[quote]Good documentation helps prevent future disasters, and speeds up the resolution of problems. Good documentation should save you time in the future. The problem is that few people seem to realise the importance of good documentation until they don't have any.[/quote]
Haha.. 3..2..1 you're back in the room :)
Honestly, you have never worked in a real IT department then. People want to do the minimum in terms of effort and time, and documentation (updating it, managing it, reviewing it) will be the first thing that gets chopped and dropped when deadlines approach or the project finishes. IT Departments ignore the need for decent documentation or its control because it is expensive to manage.
You can probably rely on the original spec being right, but any subsequent updates will always be poorly document. In fact a decent programmer using a decent language should produce decent self documenting code anyway.
I worked in application support and trust me the last place I would look when fixing things was the documentation. Better to see what the source code is actually doing.
[quote] an IT disaster just waiting to be screwed up by offshore IT workers who's banking won't be affected when the systems are down for days.[/quote]
A very good point, if you work for Natwest or RBS you must have (or you certainly used to have ) a Natwest / RBS bank account so that your wages were paid in. So there is some vested interest in getting things right because you would be directly affected if you screwed up. Not so anymore when you dont use the products you look after.

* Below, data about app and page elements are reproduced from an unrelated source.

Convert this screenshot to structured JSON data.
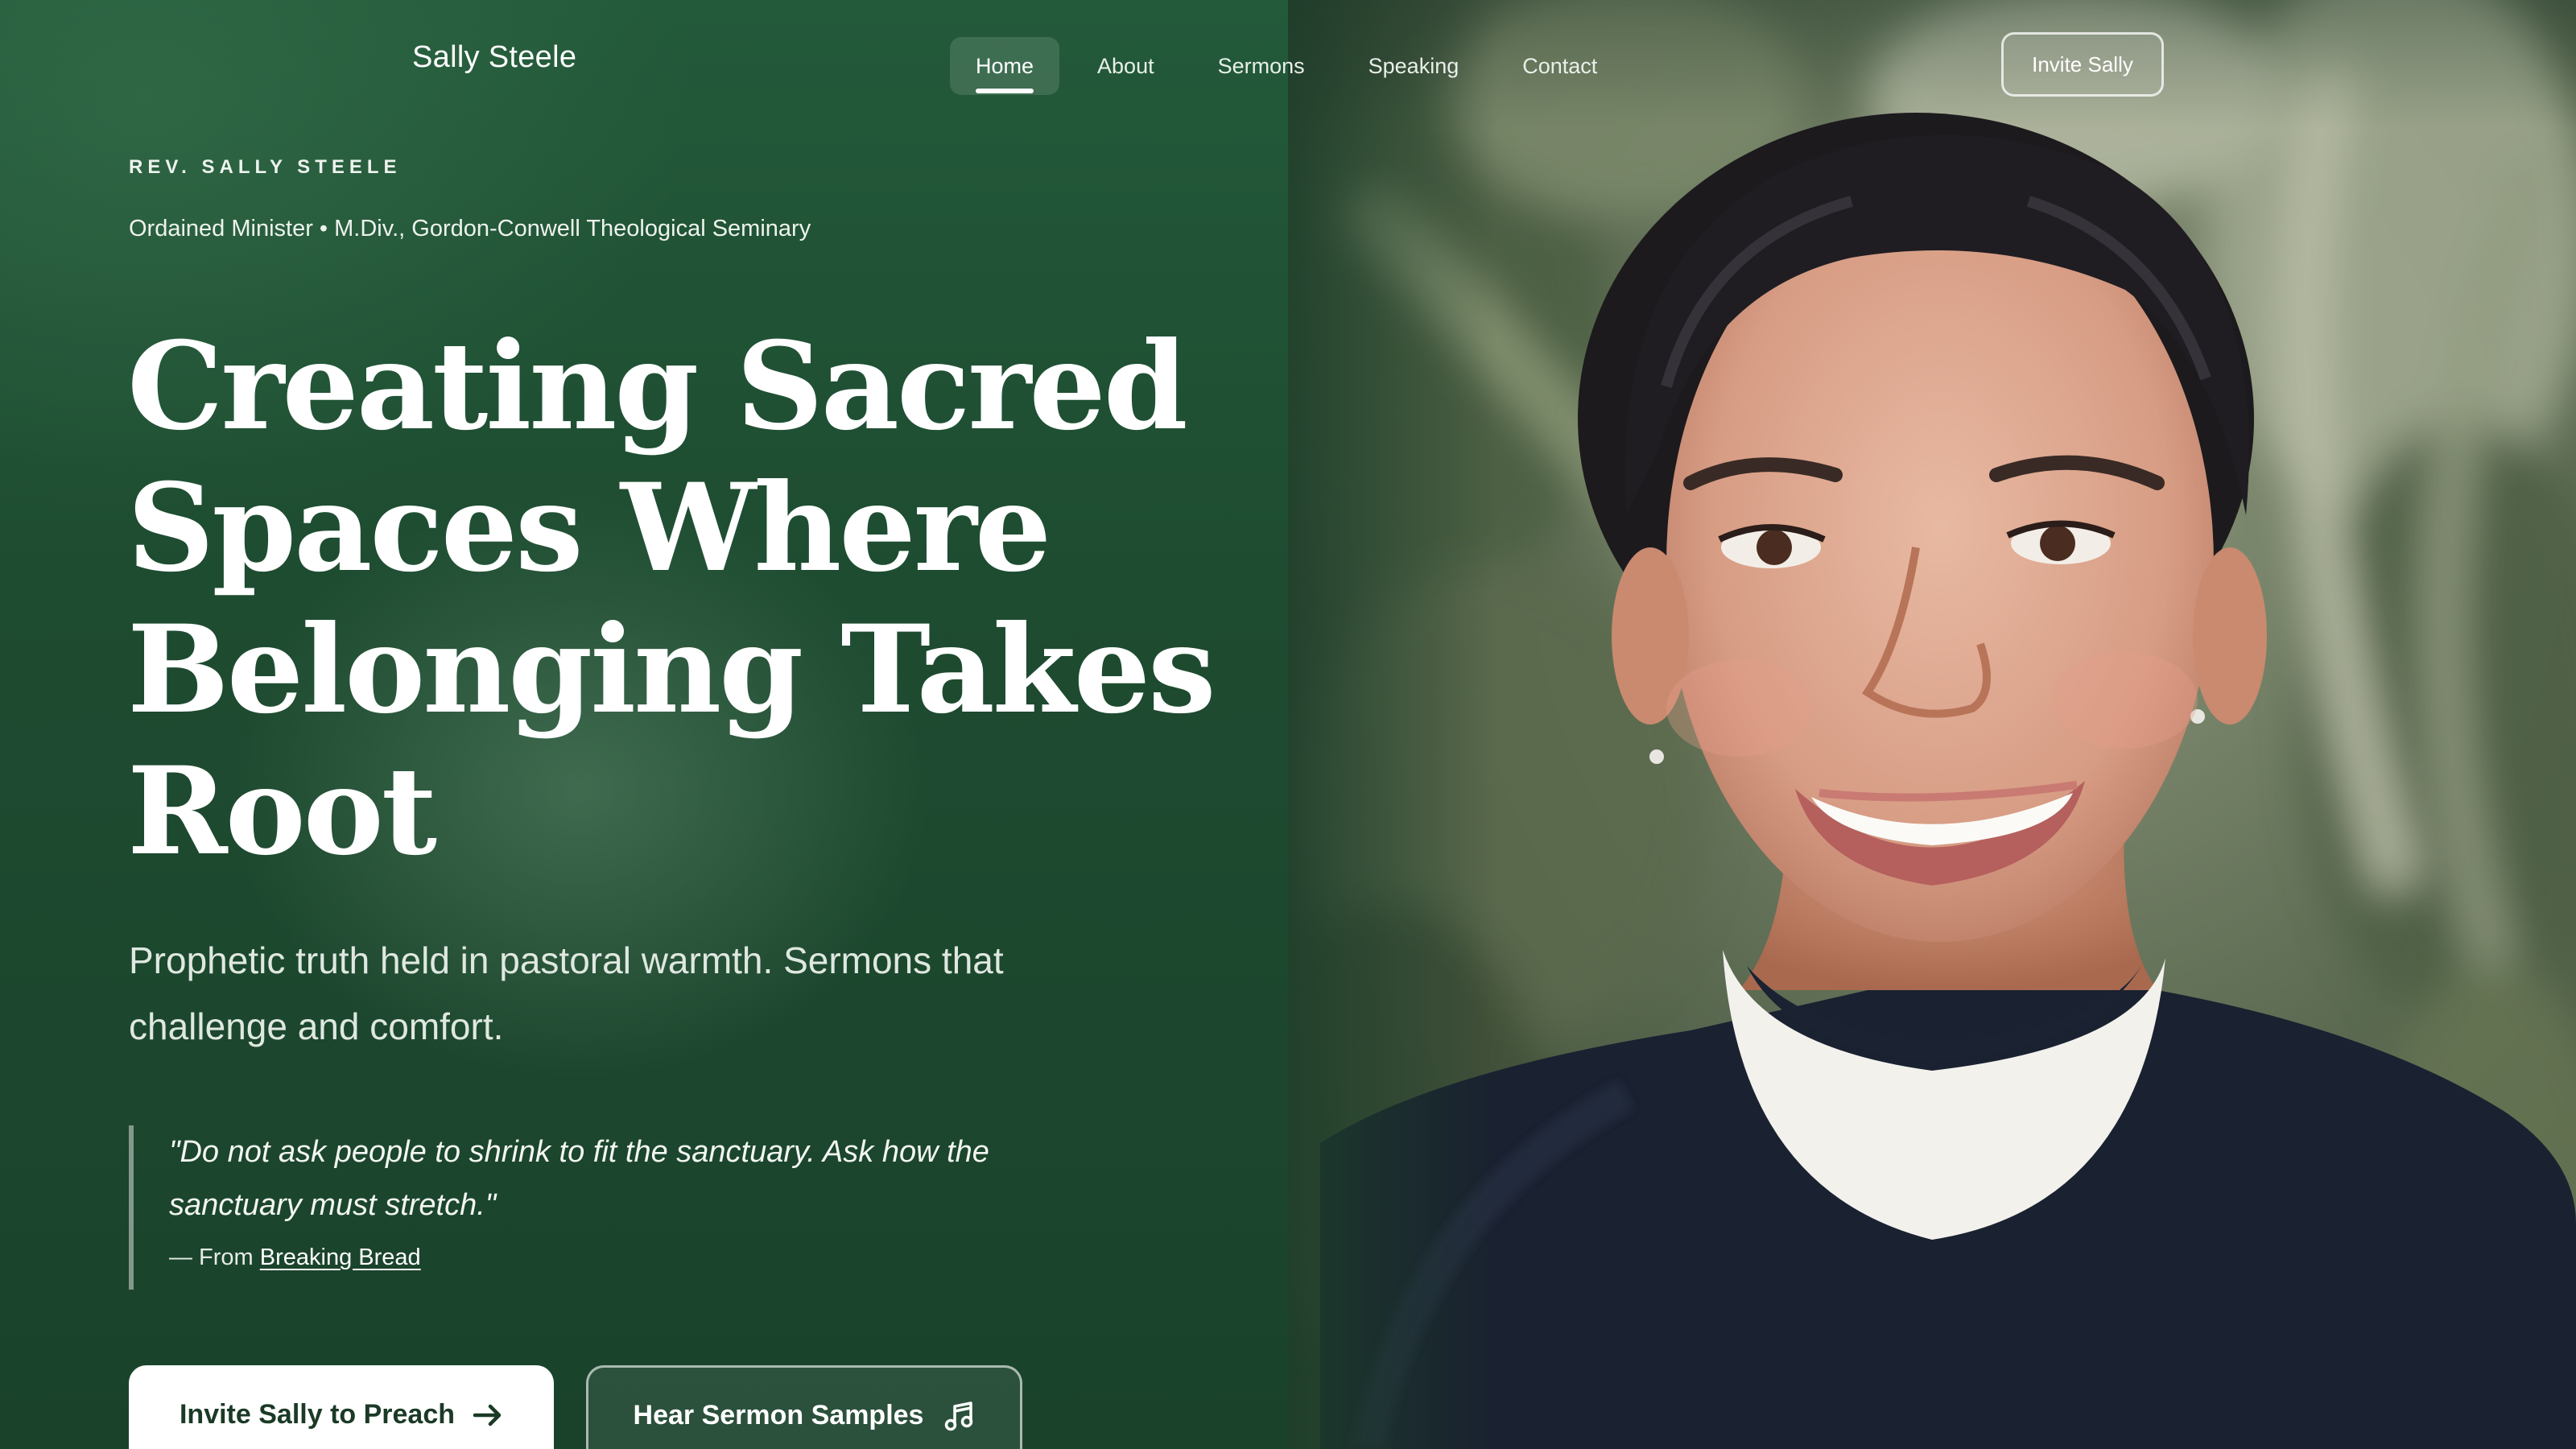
{
  "header": {
    "brand": "Sally Steele",
    "nav": [
      {
        "label": "Home",
        "active": true
      },
      {
        "label": "About",
        "active": false
      },
      {
        "label": "Sermons",
        "active": false
      },
      {
        "label": "Speaking",
        "active": false
      },
      {
        "label": "Contact",
        "active": false
      }
    ],
    "invite_label": "Invite Sally"
  },
  "hero": {
    "eyebrow": "REV. SALLY STEELE",
    "credentials": "Ordained Minister • M.Div., Gordon-Conwell Theological Seminary",
    "headline": "Creating Sacred Spaces Where Belonging Takes Root",
    "subhead": "Prophetic truth held in pastoral warmth. Sermons that challenge and comfort.",
    "quote": {
      "text": "\"Do not ask people to shrink to fit the sanctuary. Ask how the sanctuary must stretch.\"",
      "source_prefix": "— From",
      "source_title": "Breaking Bread"
    },
    "cta_primary": {
      "label": "Invite Sally to Preach",
      "icon": "arrow-right-icon"
    },
    "cta_secondary": {
      "label": "Hear Sermon Samples",
      "icon": "music-note-icon"
    }
  },
  "portrait": {
    "icon": "portrait-photo"
  },
  "colors": {
    "accent_green": "#1e4c31",
    "button_text": "#1b3a26"
  }
}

UPDATE : Recieved a text this morning from Natwest (22nd) saying that accounts are still affected. All those IT savings are suddenly going to be eaten up by lost customers, refunds, ex gratia payments etc etc.
[quote]I loved my time at RBS, great people, fantastic IT, but sadly it just all got too much and when the voluntary redundancies were offered, I jumped...
Same here. Was quite good until about 2005/6 ish when they started the offshoring and bell curve (end) performance management stuff. I suppose the root cause wont be "sacked all the decent staff and shipped them off to mumbai"
3 days for ALL customers. That IS bad. Would have been resolved within hours when I worked there. Glad I am not there anymore.
If only the internet was more reslilient.
For people that dont understand the internet and just use google to find things this will be a killer blow. They will just have to turn on their radio, subscribe to sky/spotify or go back to Mr Wong and his DVD case of the latest blockbusters.
For everyone else....
Re: Last time I looked
Yes, the jobs normally go
Step 1. Advertise for role
Java developer required (add long list of java stuff that most of the time wont ever be used) willing to pay about 50% of the going rate and you will need to leave your existing secure job to come and work for my company. They also like to have junior developers with at least 25 years experience (so that I can use your experience and pay you even less than what you actually expect. Please dont apply for this role unless you are a 100% match.
Stage 2. Outsource.
The ICT needs of a company need to be planned for the long term not just the current project.